Slave Narrative of Phoebe Banks

Person Interviewed: Phoebe Banks Location: Muskogee, Oklahoma Date of Birth: October 17, 1860 Age: 78 In 1860, there was a little Creek Indian town of Sodom on the north bank of the Arkansas River, in a section the Indians called Chocka Bottoms, where Hose Perryman had a big farm or ranch for a long time before the Civil War. That same year, on October 17, I was born on the Perryman place, which was northwest of where I lived now in Muskogee; only in them days Fort Gibson and Okmulgee was the biggest towns around and Muskogee hadn’t shaped up yet. My mother belonged to Mose Perryman when I was born: he was one of the best known Creeks in the whole nation, and one of his younger brothers, Legus Perryman, was made the big chief of the Creeks (1887) a long time after the slaves was freed. Mother’s name was Eldee; my father’s name was William McIntosh, because he belonged to a Creek Indian family by that name. Everybody say the McIntoshes was leaders in the Creek doings away back there in Alabama long before they come out here. With me, there was twelve children in our family; Daniel, Stroy, Scott, Segal, Neil, Joe, Phillip, Mollie, Harriett, Sally and Queenie. The Perryman slave cabins was all alike just two room log cabins, with a fireplace where mother do the cooking for us children at night after she get through working in the Master’s house. Mother was the house girl cooking, waiting on the table, cleaning the house, spinning the yarn, knitting some of the winter clothes, taking care...

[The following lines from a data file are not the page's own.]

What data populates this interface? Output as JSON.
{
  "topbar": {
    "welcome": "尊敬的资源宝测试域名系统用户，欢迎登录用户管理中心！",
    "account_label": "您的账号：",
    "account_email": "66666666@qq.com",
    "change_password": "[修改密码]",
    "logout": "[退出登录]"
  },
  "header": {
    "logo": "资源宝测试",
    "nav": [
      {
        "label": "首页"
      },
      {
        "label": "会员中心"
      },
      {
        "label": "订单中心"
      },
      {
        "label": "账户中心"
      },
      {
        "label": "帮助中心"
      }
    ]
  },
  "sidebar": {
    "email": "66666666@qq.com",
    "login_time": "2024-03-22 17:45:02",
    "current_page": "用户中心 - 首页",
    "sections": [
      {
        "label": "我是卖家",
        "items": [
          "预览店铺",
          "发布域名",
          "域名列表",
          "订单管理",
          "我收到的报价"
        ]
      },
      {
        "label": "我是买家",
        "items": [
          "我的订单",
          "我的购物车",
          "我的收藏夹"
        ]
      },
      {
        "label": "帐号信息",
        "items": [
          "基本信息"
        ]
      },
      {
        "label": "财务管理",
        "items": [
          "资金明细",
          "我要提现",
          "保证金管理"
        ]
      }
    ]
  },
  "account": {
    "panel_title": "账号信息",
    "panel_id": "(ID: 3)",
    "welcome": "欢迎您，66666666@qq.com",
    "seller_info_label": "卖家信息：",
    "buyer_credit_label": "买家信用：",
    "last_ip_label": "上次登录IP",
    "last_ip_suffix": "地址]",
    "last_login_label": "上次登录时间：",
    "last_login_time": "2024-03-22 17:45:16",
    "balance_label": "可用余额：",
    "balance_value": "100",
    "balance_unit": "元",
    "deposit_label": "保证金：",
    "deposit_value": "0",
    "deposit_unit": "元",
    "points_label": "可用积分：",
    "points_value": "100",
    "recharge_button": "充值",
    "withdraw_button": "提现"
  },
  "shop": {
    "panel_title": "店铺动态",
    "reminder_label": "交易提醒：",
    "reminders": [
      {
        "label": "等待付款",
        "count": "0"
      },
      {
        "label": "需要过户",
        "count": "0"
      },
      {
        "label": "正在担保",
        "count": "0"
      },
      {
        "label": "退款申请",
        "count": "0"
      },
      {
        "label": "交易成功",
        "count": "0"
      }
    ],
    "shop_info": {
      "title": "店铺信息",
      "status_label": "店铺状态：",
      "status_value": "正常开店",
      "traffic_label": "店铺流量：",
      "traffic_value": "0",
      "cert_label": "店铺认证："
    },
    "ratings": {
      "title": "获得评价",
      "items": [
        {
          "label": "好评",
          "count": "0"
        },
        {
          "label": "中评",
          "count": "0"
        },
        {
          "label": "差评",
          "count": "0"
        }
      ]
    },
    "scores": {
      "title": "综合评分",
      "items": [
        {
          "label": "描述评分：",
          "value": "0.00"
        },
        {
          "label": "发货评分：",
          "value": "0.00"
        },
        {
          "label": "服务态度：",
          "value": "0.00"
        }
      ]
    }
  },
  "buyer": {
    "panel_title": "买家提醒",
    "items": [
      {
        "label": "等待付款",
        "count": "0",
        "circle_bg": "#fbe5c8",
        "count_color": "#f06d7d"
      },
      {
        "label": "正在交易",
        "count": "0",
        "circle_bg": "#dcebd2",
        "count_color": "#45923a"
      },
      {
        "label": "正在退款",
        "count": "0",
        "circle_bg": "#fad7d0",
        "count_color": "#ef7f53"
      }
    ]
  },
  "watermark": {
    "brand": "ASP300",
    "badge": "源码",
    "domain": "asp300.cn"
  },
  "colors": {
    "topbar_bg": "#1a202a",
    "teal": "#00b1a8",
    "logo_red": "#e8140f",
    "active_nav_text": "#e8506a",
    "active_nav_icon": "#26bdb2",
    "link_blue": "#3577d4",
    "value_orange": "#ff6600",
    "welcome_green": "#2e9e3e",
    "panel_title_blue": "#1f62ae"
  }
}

Biographical Sketch of William Banks

William Banks was born in the part of Marlboro now Roxbury, May 13, 1802, and came to Gilsum in 1820. He is a shoemaker by trade. He has served the town as selectman and lives with his son, Elmer D., on road 2. The latter is at present one of the selectmen of the...

Biographical Sketch of John Banks

John Banks, progenitor of the Banks family in Alstead, was in the employ of Nathaniel S. Prentiss, and came with him from Grafton, Mass., in 1774 he married Susan Prentiss and reared a large family of children, one of whom was the father of Gen. N. P. Banks, of Waltham, Mass. Two sons of John,-Andrew and Jabez M., spent their lives in Alstead. Andrew married Fannie Livermore, resided on a farm on road 36, reared eight children, and died in 1876, aged 83 years. His son Gardner G. has been engaged in the manufacture of lumber at the outlet of Warren pond over thirty years. He married Ella, daughter of Jonas S. Partridge, and has no...

Pin It on Pinterest